■ Problem details ■
In the entries that follow, how many lines include "이전연도"? Give the number and nothing else.
*** Opening of Records provided ***
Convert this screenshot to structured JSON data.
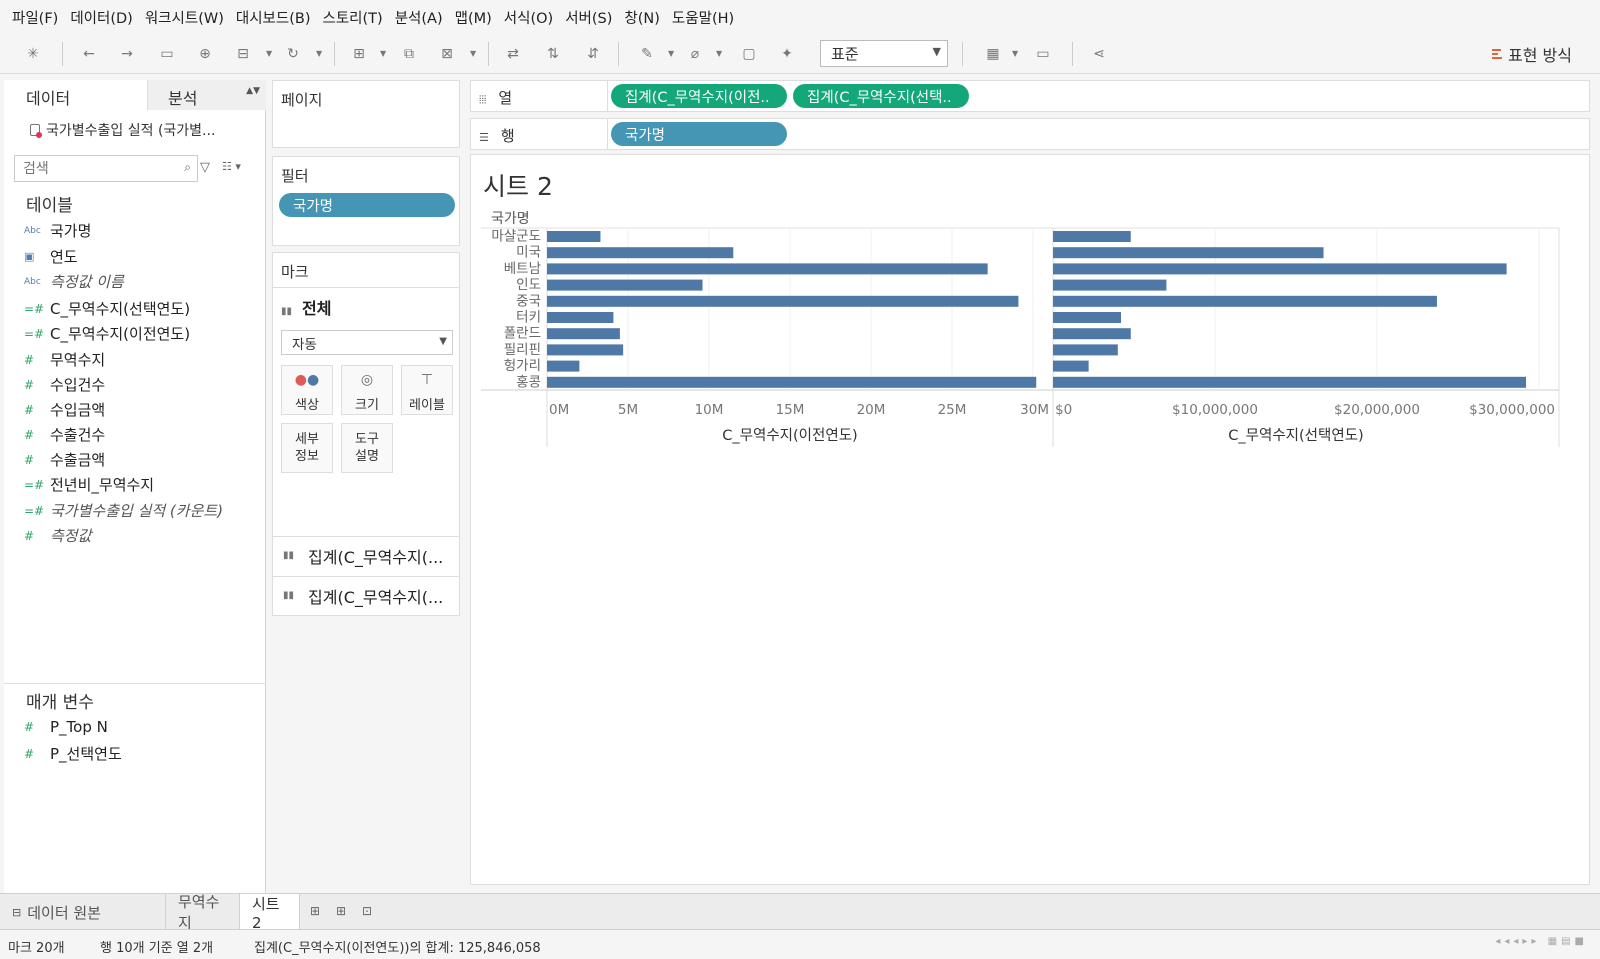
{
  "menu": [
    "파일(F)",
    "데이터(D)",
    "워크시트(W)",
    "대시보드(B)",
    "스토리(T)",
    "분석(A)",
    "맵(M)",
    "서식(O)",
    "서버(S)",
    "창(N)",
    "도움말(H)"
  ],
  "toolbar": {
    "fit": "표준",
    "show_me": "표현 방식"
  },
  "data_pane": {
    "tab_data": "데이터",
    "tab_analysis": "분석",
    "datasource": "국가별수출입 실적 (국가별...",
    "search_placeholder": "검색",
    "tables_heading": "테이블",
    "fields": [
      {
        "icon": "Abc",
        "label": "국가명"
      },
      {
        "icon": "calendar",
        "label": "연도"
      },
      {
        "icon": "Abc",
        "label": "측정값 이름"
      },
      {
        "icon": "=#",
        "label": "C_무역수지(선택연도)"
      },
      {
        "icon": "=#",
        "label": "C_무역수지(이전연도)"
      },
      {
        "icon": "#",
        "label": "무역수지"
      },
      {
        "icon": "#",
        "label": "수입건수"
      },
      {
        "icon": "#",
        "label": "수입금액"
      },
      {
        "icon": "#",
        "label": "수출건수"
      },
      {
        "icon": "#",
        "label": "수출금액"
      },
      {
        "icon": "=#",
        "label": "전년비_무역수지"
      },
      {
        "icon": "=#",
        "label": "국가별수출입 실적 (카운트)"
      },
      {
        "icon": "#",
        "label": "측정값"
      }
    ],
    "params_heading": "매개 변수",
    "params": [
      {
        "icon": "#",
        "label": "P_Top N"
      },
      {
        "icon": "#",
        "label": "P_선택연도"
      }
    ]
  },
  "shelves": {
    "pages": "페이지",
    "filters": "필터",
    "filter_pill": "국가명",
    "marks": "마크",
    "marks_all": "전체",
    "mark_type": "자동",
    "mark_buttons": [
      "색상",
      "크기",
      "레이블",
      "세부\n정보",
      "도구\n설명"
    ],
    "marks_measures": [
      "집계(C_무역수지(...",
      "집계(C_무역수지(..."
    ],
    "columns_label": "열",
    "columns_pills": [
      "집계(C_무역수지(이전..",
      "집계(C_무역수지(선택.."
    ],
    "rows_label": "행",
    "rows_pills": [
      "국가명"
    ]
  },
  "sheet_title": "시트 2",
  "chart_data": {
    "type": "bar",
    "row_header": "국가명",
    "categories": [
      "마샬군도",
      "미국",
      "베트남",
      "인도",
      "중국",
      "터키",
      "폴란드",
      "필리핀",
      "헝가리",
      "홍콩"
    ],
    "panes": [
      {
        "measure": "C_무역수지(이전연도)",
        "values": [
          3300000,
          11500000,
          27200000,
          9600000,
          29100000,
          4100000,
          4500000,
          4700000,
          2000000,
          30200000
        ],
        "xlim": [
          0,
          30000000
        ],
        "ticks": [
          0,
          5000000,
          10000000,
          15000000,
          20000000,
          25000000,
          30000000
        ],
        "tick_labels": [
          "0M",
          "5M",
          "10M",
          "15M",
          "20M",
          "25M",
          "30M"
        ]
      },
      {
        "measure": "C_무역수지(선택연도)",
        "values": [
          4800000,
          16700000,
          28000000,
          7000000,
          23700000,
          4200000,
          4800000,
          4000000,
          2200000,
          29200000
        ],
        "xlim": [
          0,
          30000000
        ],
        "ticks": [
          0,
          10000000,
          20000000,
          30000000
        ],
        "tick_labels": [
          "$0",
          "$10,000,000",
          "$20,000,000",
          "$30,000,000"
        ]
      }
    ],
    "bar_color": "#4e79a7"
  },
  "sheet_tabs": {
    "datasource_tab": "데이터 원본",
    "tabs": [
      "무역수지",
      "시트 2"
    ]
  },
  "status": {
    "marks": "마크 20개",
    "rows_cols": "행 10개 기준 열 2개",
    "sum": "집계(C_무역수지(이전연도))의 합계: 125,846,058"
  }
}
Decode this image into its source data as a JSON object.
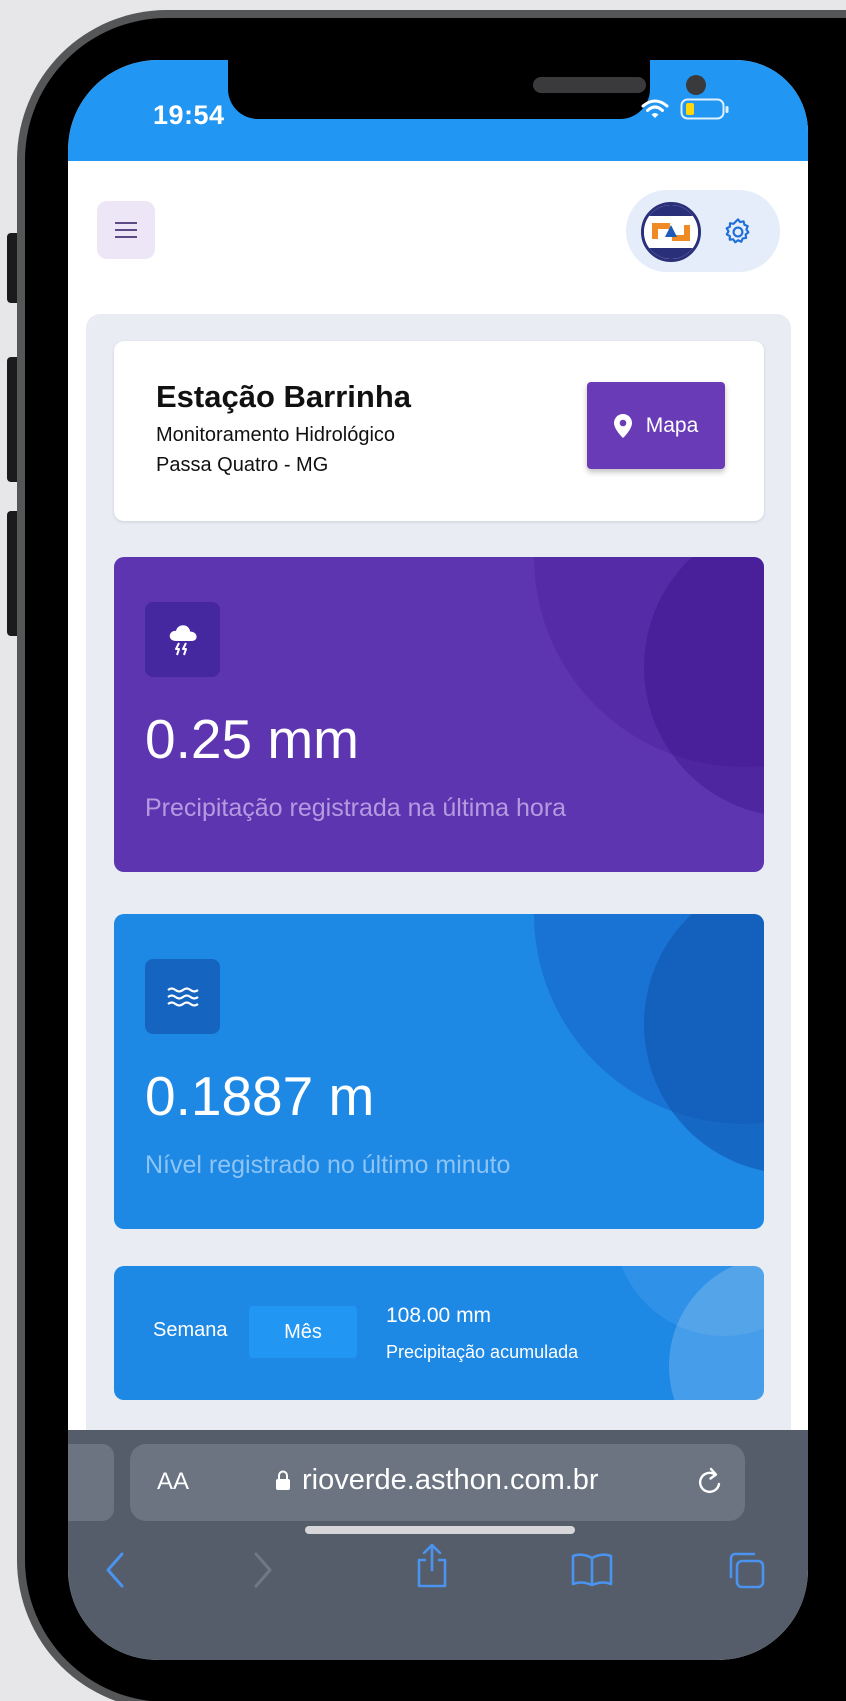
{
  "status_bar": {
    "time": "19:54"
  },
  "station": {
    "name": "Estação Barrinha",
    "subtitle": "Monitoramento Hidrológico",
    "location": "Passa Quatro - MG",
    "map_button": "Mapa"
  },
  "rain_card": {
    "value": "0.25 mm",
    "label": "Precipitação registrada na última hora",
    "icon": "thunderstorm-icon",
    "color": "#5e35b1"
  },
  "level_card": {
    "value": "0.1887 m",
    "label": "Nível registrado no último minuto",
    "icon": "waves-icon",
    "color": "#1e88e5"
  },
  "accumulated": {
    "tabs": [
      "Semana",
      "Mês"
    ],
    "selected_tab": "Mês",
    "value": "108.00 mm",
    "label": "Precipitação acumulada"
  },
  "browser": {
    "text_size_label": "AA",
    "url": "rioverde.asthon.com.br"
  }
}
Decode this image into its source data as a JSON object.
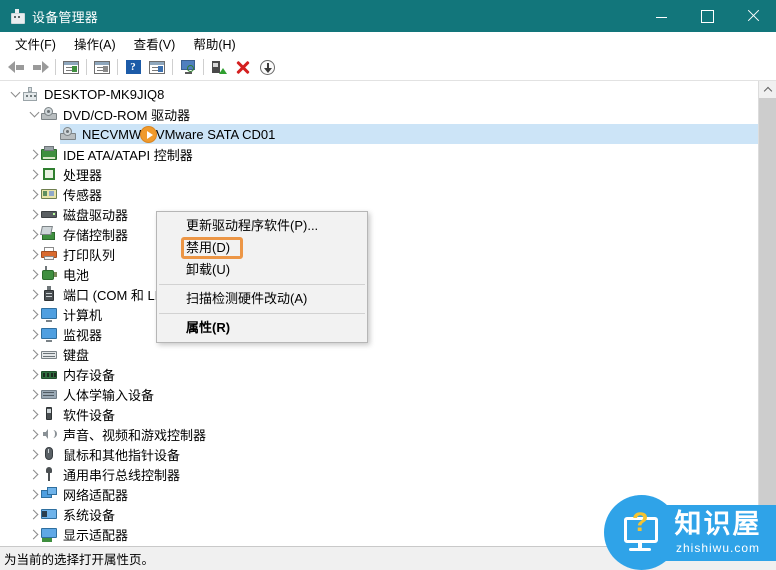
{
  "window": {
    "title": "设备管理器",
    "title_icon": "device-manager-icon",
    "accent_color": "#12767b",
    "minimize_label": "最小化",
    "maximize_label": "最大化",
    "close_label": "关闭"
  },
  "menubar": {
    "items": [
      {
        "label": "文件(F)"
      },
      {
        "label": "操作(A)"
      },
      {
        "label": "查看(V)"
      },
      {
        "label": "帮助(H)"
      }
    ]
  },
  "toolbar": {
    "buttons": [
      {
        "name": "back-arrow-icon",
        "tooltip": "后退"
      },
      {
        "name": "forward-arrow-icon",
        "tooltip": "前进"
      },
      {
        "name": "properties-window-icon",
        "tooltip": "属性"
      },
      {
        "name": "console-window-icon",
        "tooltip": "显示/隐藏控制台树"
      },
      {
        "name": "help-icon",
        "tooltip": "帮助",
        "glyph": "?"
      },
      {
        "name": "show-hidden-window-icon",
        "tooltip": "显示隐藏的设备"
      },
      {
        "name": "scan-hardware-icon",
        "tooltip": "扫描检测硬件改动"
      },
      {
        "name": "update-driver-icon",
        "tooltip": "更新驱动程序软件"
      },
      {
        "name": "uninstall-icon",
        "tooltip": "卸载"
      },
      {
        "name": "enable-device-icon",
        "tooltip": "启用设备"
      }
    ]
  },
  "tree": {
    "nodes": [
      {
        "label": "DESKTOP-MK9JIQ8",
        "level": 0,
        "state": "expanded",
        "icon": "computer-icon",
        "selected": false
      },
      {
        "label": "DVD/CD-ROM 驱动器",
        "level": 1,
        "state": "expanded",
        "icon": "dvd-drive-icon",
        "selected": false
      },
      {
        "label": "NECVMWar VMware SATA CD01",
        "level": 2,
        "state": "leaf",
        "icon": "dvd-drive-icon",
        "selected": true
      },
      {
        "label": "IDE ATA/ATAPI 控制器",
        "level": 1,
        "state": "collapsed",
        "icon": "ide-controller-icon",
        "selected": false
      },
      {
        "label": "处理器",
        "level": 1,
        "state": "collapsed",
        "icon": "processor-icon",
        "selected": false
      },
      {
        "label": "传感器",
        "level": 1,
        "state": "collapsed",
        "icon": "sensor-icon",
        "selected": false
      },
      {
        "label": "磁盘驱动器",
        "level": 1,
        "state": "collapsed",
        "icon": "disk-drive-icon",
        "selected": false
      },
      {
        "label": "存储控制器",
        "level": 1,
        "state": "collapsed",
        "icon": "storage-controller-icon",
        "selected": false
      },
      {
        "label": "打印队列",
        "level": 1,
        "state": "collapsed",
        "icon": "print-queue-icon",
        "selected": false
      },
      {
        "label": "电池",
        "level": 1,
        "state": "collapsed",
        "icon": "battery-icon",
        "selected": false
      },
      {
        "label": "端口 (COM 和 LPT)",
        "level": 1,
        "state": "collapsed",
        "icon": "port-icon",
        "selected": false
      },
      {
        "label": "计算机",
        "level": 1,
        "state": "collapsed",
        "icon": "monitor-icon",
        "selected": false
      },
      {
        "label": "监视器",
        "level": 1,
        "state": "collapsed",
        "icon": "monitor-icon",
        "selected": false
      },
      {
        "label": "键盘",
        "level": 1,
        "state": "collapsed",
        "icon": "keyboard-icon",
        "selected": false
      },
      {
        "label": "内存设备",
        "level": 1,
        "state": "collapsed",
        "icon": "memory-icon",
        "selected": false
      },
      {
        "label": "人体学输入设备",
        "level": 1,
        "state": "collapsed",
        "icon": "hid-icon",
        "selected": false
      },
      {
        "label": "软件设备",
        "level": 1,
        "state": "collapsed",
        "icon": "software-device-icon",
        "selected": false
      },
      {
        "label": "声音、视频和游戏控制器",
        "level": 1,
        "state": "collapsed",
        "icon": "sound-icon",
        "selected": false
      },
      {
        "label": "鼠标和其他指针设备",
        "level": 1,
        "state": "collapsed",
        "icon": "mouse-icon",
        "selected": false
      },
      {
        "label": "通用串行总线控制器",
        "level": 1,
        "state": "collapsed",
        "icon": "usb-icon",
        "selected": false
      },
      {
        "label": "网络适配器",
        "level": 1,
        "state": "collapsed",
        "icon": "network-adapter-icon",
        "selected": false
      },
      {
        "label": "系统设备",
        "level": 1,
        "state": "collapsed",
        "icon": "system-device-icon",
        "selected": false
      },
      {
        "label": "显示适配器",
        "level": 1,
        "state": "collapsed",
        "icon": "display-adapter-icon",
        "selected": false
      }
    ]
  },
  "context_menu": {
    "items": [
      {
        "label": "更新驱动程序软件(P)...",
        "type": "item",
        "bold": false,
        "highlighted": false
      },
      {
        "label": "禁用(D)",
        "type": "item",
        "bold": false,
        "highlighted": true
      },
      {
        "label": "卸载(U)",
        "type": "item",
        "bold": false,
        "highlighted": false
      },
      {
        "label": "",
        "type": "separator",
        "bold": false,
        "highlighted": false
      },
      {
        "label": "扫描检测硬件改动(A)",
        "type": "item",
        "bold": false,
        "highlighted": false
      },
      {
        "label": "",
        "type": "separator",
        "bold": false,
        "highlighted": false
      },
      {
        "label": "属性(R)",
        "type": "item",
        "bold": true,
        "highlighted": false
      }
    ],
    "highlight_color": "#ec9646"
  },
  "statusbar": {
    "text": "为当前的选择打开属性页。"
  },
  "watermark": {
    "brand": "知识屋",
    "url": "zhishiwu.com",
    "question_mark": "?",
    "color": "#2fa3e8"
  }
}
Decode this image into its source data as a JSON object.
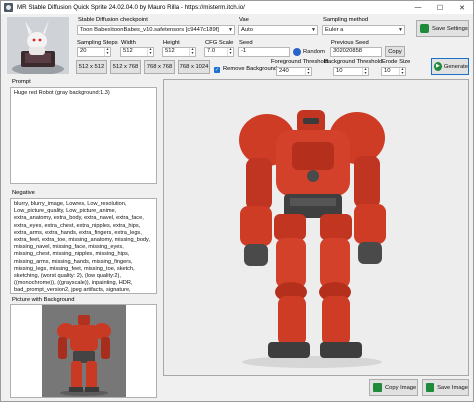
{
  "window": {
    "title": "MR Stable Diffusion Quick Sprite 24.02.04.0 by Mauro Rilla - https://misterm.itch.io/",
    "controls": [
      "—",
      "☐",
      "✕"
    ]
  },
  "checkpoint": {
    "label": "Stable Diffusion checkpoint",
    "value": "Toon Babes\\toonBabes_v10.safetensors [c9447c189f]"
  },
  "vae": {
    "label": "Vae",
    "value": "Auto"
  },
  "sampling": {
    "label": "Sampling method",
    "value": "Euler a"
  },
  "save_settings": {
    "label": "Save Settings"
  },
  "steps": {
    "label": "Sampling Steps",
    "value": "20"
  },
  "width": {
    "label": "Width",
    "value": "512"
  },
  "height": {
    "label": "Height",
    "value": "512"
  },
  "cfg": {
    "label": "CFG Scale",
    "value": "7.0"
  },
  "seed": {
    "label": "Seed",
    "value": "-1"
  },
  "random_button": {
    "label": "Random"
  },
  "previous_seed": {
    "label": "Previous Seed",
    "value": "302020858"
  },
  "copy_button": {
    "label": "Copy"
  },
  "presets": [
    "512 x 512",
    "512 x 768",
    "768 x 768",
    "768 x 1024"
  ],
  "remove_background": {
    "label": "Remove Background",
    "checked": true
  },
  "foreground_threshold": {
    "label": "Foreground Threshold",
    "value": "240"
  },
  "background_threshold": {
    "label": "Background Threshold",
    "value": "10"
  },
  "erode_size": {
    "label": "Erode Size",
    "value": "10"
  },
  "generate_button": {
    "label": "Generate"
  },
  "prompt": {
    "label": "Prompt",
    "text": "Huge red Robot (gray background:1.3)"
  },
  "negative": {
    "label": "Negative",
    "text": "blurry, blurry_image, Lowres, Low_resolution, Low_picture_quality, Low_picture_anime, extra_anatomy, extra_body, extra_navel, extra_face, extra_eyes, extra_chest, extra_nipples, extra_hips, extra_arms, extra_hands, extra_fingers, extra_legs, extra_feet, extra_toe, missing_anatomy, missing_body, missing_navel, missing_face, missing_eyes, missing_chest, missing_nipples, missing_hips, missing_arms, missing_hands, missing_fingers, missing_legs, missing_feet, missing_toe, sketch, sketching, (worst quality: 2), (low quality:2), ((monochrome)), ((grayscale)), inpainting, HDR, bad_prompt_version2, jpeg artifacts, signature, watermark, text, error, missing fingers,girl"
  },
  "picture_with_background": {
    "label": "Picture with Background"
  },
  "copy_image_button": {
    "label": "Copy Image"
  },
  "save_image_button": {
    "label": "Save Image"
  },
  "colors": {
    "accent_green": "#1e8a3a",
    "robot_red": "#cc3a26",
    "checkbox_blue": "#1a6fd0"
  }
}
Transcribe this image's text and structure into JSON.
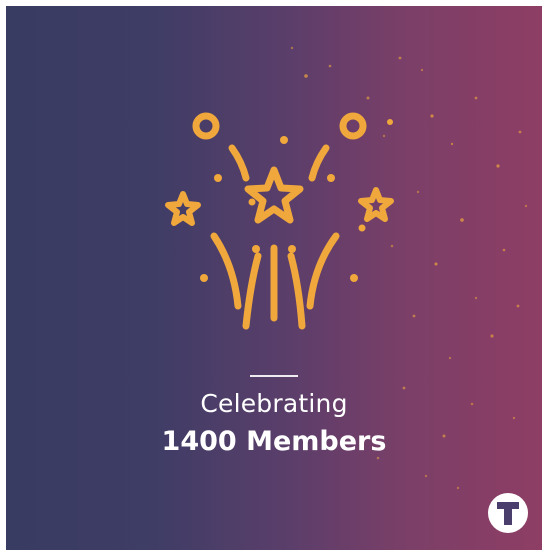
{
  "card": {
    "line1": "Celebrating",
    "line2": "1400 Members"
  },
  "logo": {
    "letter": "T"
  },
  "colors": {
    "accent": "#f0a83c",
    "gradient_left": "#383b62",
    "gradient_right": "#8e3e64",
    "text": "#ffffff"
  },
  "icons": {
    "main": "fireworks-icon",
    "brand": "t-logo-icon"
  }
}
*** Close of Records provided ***
■ Output for this task ■
3